    documentation and/or other materials provided with the distribution.

  * Neither the name of the University of Twente nor the names of its
    contributors may be used to endorse or promote products derived from
    this software without specific prior written permission.

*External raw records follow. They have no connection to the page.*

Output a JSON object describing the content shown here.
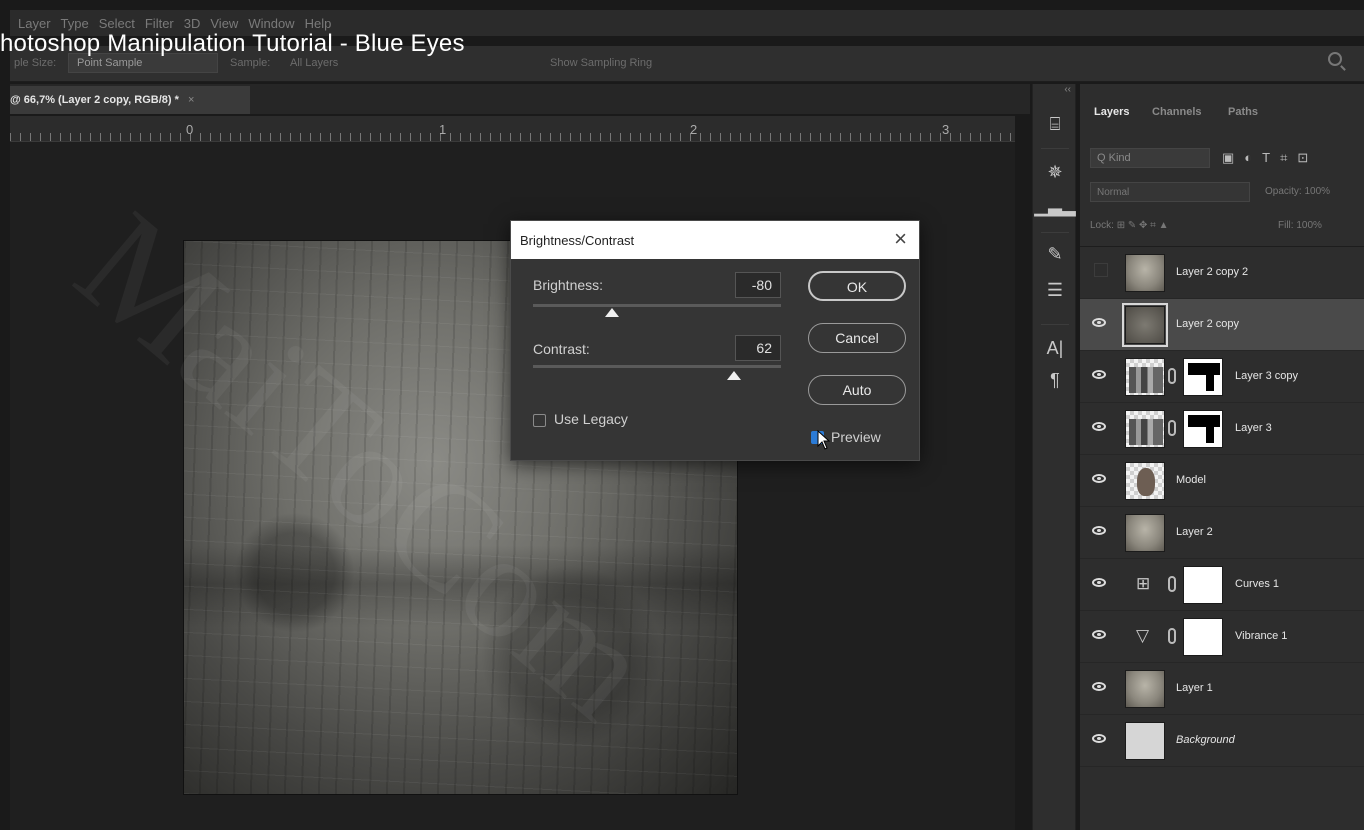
{
  "video": {
    "title": "hotoshop Manipulation Tutorial - Blue Eyes"
  },
  "menu": {
    "items": [
      "Layer",
      "Type",
      "Select",
      "Filter",
      "3D",
      "View",
      "Window",
      "Help"
    ]
  },
  "options_bar": {
    "sample_size_label": "ple Size:",
    "sample_size_value": "Point Sample",
    "sample_label": "Sample:",
    "sample_value": "All Layers",
    "show_sampling_ring": "Show Sampling Ring"
  },
  "document_tab": {
    "title": "@ 66,7% (Layer 2 copy, RGB/8) *",
    "close": "×"
  },
  "ruler": {
    "marks": [
      "0",
      "1",
      "2",
      "3"
    ]
  },
  "dialog": {
    "title": "Brightness/Contrast",
    "close": "×",
    "brightness_label": "Brightness:",
    "brightness_value": "-80",
    "brightness_position": 0.32,
    "contrast_label": "Contrast:",
    "contrast_value": "62",
    "contrast_position": 0.81,
    "ok_label": "OK",
    "cancel_label": "Cancel",
    "auto_label": "Auto",
    "use_legacy_label": "Use Legacy",
    "use_legacy_checked": false,
    "preview_label": "Preview",
    "preview_checked": true
  },
  "layers_panel": {
    "tabs": [
      "Layers",
      "Channels",
      "Paths"
    ],
    "active_tab": "Layers",
    "kind_label": "Q Kind",
    "blend_mode": "Normal",
    "opacity_label": "Opacity:",
    "opacity_value": "100%",
    "lock_label": "Lock:",
    "fill_label": "Fill:",
    "fill_value": "100%",
    "layers": [
      {
        "name": "Layer 2 copy 2",
        "visible": false,
        "thumb": "texture",
        "selected": false
      },
      {
        "name": "Layer 2 copy",
        "visible": true,
        "thumb": "texture-selected",
        "selected": true
      },
      {
        "name": "Layer 3 copy",
        "visible": true,
        "thumb": "city",
        "mask": true,
        "selected": false
      },
      {
        "name": "Layer 3",
        "visible": true,
        "thumb": "city",
        "mask": true,
        "selected": false
      },
      {
        "name": "Model",
        "visible": true,
        "thumb": "model",
        "selected": false
      },
      {
        "name": "Layer 2",
        "visible": true,
        "thumb": "texture",
        "selected": false
      },
      {
        "name": "Curves 1",
        "visible": true,
        "thumb": "curves-adjustment",
        "mask": true,
        "selected": false
      },
      {
        "name": "Vibrance 1",
        "visible": true,
        "thumb": "vibrance-adjustment",
        "mask": true,
        "selected": false
      },
      {
        "name": "Layer 1",
        "visible": true,
        "thumb": "texture",
        "selected": false
      },
      {
        "name": "Background",
        "visible": true,
        "thumb": "background",
        "selected": false,
        "italic": true
      }
    ]
  },
  "watermark": {
    "text": "MaiToCom"
  }
}
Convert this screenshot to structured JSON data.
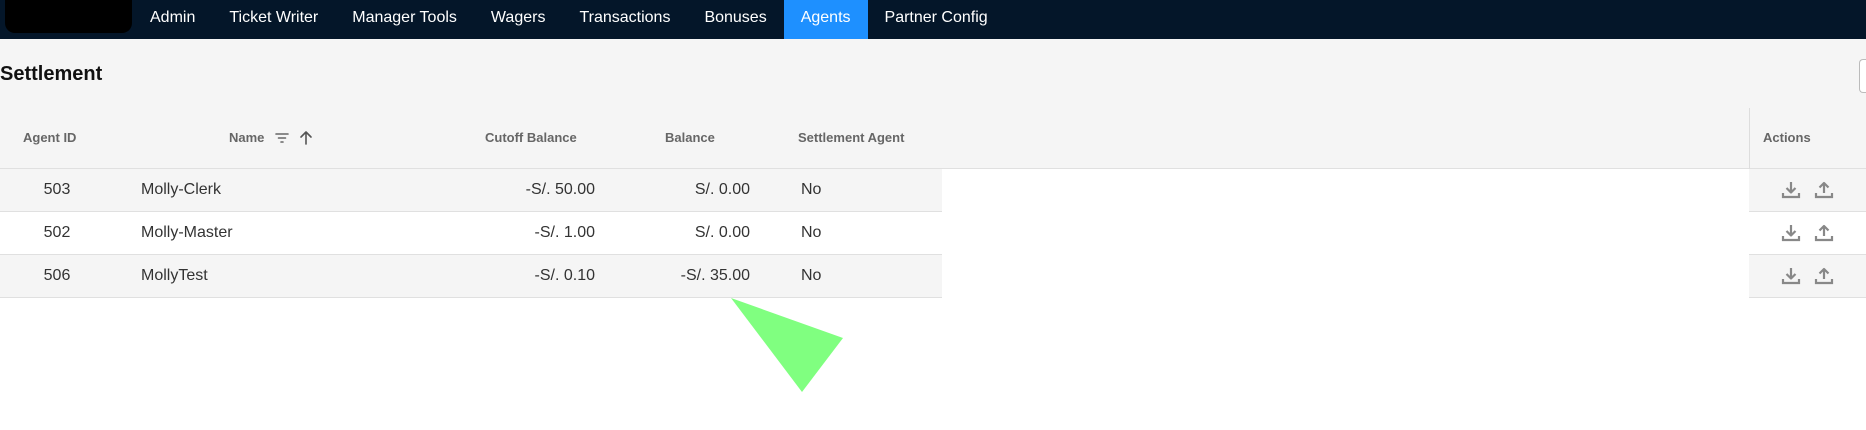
{
  "nav": {
    "items": [
      {
        "label": "Admin",
        "active": false
      },
      {
        "label": "Ticket Writer",
        "active": false
      },
      {
        "label": "Manager Tools",
        "active": false
      },
      {
        "label": "Wagers",
        "active": false
      },
      {
        "label": "Transactions",
        "active": false
      },
      {
        "label": "Bonuses",
        "active": false
      },
      {
        "label": "Agents",
        "active": true
      },
      {
        "label": "Partner Config",
        "active": false
      }
    ],
    "colors": {
      "background": "#041629",
      "active": "#1e90ff"
    }
  },
  "page": {
    "title": "Settlement"
  },
  "table": {
    "columns": {
      "agent_id": "Agent ID",
      "name": "Name",
      "cutoff_balance": "Cutoff Balance",
      "balance": "Balance",
      "settlement_agent": "Settlement Agent",
      "actions": "Actions"
    },
    "rows": [
      {
        "agent_id": "503",
        "name": "Molly-Clerk",
        "cutoff_balance": "-S/. 50.00",
        "balance": "S/. 0.00",
        "settlement_agent": "No"
      },
      {
        "agent_id": "502",
        "name": "Molly-Master",
        "cutoff_balance": "-S/. 1.00",
        "balance": "S/. 0.00",
        "settlement_agent": "No"
      },
      {
        "agent_id": "506",
        "name": "MollyTest",
        "cutoff_balance": "-S/. 0.10",
        "balance": "-S/. 35.00",
        "settlement_agent": "No"
      }
    ],
    "row_actions": [
      "download-icon",
      "upload-icon"
    ],
    "sort": {
      "column": "name",
      "direction": "ascending"
    }
  }
}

THIS SOFTWARE IS PROVIDED BY THE COPYRIGHT HOLDERS AND CONTRIBUTORS
"AS IS" AND ANY EXPRESS OR IMPLIED WARRANTIES, INCLUDING, BUT NOT
LIMITED TO, THE IMPLIED WARRANTIES OF MERCHANTABILITY AND FITNESS FOR
A PARTICULAR PURPOSE ARE DISCLAIMED. IN NO EVENT SHALL THE COPYRIGHT
OWNER OR CONTRIBUTORS BE LIABLE FOR ANY DIRECT, INDIRECT, INCIDENTAL,
SPECIAL, EXEMPLARY, OR CONSEQUENTIAL DAMAGES (INCLUDING, BUT NOT
LIMITED TO, PROCUREMENT OF SUBSTITUTE GOODS OR SERVICES; LOSS OF USE,
DATA, OR PROFITS; OR BUSINESS INTERRUPTION) HOWEVER CAUSED AND ON ANY
THEORY OF LIABILITY, WHETHER IN CONTRACT, STRICT LIABILITY, OR TORT
(INCLUDING NEGLIGENCE OR OTHERWISE) ARISING IN ANY WAY OUT OF THE USE
OF THIS SOFTWARE, EVEN IF ADVISED OF THE POSSIBILITY OF SUCH DAMAGE.

Contact

For support/questions, email: ltsmin-support@cs.utwente.nl.
For bug reports and feature suggestions, visit: LTSmin bug tracker
For news and updates, subscribe to our mailing list: ltsmin-devel@lists.utwente.nl